(Available data begins)

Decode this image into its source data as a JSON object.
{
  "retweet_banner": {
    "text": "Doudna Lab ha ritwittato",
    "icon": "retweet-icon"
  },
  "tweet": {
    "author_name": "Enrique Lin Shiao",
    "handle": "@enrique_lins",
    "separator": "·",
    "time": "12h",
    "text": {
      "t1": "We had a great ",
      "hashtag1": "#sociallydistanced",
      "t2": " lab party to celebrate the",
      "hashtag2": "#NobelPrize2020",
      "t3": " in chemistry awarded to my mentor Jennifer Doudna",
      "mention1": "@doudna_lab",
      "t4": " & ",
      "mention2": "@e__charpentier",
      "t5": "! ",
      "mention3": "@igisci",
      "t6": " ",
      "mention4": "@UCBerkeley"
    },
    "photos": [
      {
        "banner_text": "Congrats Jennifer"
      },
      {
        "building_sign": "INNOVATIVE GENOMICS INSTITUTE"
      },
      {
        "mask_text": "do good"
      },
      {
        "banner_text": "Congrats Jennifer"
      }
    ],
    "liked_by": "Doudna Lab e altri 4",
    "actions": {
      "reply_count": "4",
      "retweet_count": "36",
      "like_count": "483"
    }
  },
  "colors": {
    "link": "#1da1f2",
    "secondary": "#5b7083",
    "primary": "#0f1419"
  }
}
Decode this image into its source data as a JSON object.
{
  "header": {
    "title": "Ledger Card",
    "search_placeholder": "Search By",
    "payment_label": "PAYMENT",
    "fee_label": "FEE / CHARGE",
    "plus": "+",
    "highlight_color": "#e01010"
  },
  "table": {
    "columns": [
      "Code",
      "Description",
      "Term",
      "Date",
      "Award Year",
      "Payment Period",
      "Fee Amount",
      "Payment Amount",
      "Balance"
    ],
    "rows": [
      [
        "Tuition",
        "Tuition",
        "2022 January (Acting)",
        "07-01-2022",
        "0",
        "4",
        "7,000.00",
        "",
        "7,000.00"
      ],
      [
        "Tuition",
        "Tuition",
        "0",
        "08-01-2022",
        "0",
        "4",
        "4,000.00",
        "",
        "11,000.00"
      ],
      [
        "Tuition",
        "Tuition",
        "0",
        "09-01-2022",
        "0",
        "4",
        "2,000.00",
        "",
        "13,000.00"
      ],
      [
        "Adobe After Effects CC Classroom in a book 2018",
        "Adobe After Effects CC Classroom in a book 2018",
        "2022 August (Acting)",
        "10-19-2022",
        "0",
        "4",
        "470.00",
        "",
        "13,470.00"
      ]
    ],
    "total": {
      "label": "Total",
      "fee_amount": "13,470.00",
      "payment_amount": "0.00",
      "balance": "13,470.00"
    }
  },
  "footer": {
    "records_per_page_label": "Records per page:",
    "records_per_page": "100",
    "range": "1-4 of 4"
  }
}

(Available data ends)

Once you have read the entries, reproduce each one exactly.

§ Response to the exercise:
Decode this image into its source data as a JSON object.
{
  "retweet_banner": {
    "text": "Doudna Lab ha ritwittato",
    "icon": "retweet-icon"
  },
  "tweet": {
    "author_name": "Enrique Lin Shiao",
    "handle": "@enrique_lins",
    "separator": "·",
    "time": "12h",
    "text": {
      "t1": "We had a great ",
      "hashtag1": "#sociallydistanced",
      "t2": " lab party to celebrate the",
      "hashtag2": "#NobelPrize2020",
      "t3": " in chemistry awarded to my mentor Jennifer Doudna",
      "mention1": "@doudna_lab",
      "t4": " & ",
      "mention2": "@e__charpentier",
      "t5": "! ",
      "mention3": "@igisci",
      "t6": " ",
      "mention4": "@UCBerkeley"
    },
    "photos": [
      {
        "banner_text": "Congrats Jennifer"
      },
      {
        "building_sign": "INNOVATIVE GENOMICS INSTITUTE"
      },
      {
        "mask_text": "do good"
      },
      {
        "banner_text": "Congrats Jennifer"
      }
    ],
    "liked_by": "Doudna Lab e altri 4",
    "actions": {
      "reply_count": "4",
      "retweet_count": "36",
      "like_count": "483"
    }
  },
  "colors": {
    "link": "#1da1f2",
    "secondary": "#5b7083",
    "primary": "#0f1419"
  }
}
Decode this image into its source data as a JSON object.
{
  "header": {
    "title": "Ledger Card",
    "search_placeholder": "Search By",
    "payment_label": "PAYMENT",
    "fee_label": "FEE / CHARGE",
    "plus": "+",
    "highlight_color": "#e01010"
  },
  "table": {
    "columns": [
      "Code",
      "Description",
      "Term",
      "Date",
      "Award Year",
      "Payment Period",
      "Fee Amount",
      "Payment Amount",
      "Balance"
    ],
    "rows": [
      [
        "Tuition",
        "Tuition",
        "2022 January (Acting)",
        "07-01-2022",
        "0",
        "4",
        "7,000.00",
        "",
        "7,000.00"
      ],
      [
        "Tuition",
        "Tuition",
        "0",
        "08-01-2022",
        "0",
        "4",
        "4,000.00",
        "",
        "11,000.00"
      ],
      [
        "Tuition",
        "Tuition",
        "0",
        "09-01-2022",
        "0",
        "4",
        "2,000.00",
        "",
        "13,000.00"
      ],
      [
        "Adobe After Effects CC Classroom in a book 2018",
        "Adobe After Effects CC Classroom in a book 2018",
        "2022 August (Acting)",
        "10-19-2022",
        "0",
        "4",
        "470.00",
        "",
        "13,470.00"
      ]
    ],
    "total": {
      "label": "Total",
      "fee_amount": "13,470.00",
      "payment_amount": "0.00",
      "balance": "13,470.00"
    }
  },
  "footer": {
    "records_per_page_label": "Records per page:",
    "records_per_page": "100",
    "range": "1-4 of 4"
  }
}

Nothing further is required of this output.